TASK PROMPT ::
Retype precisely the section of the data that starts at the line containing "Extract the structured" and runs to its final line, ends included.

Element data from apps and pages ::

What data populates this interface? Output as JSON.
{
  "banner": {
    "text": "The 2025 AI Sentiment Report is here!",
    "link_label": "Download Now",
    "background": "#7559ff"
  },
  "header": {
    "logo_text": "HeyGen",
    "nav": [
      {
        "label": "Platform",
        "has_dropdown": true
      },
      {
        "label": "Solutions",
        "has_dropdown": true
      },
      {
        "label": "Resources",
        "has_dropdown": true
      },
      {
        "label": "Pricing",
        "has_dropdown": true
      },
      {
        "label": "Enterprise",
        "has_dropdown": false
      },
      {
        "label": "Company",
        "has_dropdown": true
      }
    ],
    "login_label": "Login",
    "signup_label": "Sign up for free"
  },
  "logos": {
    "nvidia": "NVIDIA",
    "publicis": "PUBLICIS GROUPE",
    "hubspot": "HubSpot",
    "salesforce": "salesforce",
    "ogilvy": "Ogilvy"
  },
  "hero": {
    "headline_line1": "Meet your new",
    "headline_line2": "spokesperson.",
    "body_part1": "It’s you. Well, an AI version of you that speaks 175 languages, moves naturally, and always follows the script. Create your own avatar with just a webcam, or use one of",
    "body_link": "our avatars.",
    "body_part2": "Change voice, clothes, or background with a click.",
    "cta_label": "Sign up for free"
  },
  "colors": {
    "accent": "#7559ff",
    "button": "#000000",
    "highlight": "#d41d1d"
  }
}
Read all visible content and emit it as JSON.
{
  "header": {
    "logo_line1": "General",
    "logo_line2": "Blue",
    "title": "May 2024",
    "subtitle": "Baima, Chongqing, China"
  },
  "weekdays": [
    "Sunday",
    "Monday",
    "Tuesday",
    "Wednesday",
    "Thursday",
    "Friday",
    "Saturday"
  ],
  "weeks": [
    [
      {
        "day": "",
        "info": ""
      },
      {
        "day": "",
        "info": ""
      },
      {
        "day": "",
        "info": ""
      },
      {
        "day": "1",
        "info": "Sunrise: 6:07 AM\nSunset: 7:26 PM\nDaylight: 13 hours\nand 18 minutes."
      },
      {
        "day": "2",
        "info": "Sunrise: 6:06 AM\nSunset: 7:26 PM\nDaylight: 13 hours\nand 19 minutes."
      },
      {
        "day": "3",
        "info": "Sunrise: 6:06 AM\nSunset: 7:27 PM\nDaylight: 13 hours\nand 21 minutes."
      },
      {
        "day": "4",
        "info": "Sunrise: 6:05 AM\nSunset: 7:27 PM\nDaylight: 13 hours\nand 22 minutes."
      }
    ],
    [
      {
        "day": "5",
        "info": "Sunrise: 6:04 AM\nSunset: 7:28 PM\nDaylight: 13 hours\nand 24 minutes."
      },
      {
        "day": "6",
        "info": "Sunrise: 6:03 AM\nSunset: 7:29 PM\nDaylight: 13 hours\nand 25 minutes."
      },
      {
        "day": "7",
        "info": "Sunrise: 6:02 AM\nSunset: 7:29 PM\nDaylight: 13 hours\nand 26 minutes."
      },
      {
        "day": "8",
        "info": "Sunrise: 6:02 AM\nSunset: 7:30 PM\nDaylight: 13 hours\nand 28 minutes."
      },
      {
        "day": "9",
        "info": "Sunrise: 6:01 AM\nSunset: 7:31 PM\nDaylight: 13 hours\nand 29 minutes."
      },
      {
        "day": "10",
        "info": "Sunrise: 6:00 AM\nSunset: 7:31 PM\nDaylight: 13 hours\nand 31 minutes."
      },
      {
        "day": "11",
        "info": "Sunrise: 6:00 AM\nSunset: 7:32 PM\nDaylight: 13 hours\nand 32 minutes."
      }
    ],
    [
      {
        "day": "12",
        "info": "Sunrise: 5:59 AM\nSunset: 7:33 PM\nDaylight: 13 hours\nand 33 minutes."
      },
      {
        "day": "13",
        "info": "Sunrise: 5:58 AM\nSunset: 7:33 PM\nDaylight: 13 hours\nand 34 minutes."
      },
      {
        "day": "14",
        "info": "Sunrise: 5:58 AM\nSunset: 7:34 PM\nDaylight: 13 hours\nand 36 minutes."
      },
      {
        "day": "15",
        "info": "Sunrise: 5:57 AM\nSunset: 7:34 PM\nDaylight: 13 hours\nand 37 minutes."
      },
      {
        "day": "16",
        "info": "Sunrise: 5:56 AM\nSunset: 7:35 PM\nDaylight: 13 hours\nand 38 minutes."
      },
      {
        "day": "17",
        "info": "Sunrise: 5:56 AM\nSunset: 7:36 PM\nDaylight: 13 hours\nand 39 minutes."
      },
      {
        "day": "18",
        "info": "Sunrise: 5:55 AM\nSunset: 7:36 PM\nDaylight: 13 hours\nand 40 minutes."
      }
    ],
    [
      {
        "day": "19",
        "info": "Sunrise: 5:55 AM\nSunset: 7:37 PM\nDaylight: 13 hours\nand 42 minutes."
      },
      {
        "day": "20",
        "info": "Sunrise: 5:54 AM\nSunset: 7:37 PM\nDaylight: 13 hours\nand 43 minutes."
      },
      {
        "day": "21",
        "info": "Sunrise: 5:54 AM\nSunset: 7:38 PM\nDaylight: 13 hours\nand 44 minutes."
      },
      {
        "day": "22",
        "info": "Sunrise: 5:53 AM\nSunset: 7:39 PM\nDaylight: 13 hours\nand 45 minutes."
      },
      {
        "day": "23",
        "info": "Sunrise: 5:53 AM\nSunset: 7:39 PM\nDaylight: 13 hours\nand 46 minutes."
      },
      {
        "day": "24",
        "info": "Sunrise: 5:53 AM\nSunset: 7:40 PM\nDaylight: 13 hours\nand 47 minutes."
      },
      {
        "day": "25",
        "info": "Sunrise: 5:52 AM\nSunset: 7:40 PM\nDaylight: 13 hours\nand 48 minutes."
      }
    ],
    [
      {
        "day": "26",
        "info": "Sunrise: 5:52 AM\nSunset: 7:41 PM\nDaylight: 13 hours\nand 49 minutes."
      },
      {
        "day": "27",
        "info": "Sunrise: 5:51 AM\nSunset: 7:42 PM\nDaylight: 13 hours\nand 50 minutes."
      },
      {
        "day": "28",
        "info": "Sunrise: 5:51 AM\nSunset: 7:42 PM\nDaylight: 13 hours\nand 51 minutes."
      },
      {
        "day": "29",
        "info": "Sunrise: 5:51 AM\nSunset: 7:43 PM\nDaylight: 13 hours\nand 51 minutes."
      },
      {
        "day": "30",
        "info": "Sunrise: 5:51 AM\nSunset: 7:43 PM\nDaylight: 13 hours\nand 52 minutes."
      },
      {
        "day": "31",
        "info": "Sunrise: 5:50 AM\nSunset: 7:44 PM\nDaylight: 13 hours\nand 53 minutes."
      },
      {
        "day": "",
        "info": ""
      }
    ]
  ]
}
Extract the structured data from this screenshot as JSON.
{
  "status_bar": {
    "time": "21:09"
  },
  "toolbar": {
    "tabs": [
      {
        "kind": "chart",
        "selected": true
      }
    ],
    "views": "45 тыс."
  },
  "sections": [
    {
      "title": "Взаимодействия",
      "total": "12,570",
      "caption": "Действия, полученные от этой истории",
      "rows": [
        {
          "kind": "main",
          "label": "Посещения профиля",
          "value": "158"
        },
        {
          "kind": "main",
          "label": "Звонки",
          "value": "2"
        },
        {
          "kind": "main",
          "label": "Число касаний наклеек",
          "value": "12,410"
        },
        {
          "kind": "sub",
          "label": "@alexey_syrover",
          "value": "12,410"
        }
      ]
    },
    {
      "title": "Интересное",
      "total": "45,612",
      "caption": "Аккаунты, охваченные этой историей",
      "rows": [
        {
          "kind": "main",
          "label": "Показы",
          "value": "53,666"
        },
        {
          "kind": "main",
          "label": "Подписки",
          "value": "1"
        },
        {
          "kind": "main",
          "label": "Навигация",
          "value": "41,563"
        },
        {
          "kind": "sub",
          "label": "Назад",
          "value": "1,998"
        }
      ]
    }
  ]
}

RESPONSE TO THE TASK ::
Extract the structured data from this screenshot as JSON.
{
  "status_bar": {
    "time": "21:09"
  },
  "toolbar": {
    "tabs": [
      {
        "kind": "chart",
        "selected": true
      }
    ],
    "views": "45 тыс."
  },
  "sections": [
    {
      "title": "Взаимодействия",
      "total": "12,570",
      "caption": "Действия, полученные от этой истории",
      "rows": [
        {
          "kind": "main",
          "label": "Посещения профиля",
          "value": "158"
        },
        {
          "kind": "main",
          "label": "Звонки",
          "value": "2"
        },
        {
          "kind": "main",
          "label": "Число касаний наклеек",
          "value": "12,410"
        },
        {
          "kind": "sub",
          "label": "@alexey_syrover",
          "value": "12,410"
        }
      ]
    },
    {
      "title": "Интересное",
      "total": "45,612",
      "caption": "Аккаунты, охваченные этой историей",
      "rows": [
        {
          "kind": "main",
          "label": "Показы",
          "value": "53,666"
        },
        {
          "kind": "main",
          "label": "Подписки",
          "value": "1"
        },
        {
          "kind": "main",
          "label": "Навигация",
          "value": "41,563"
        },
        {
          "kind": "sub",
          "label": "Назад",
          "value": "1,998"
        }
      ]
    }
  ]
}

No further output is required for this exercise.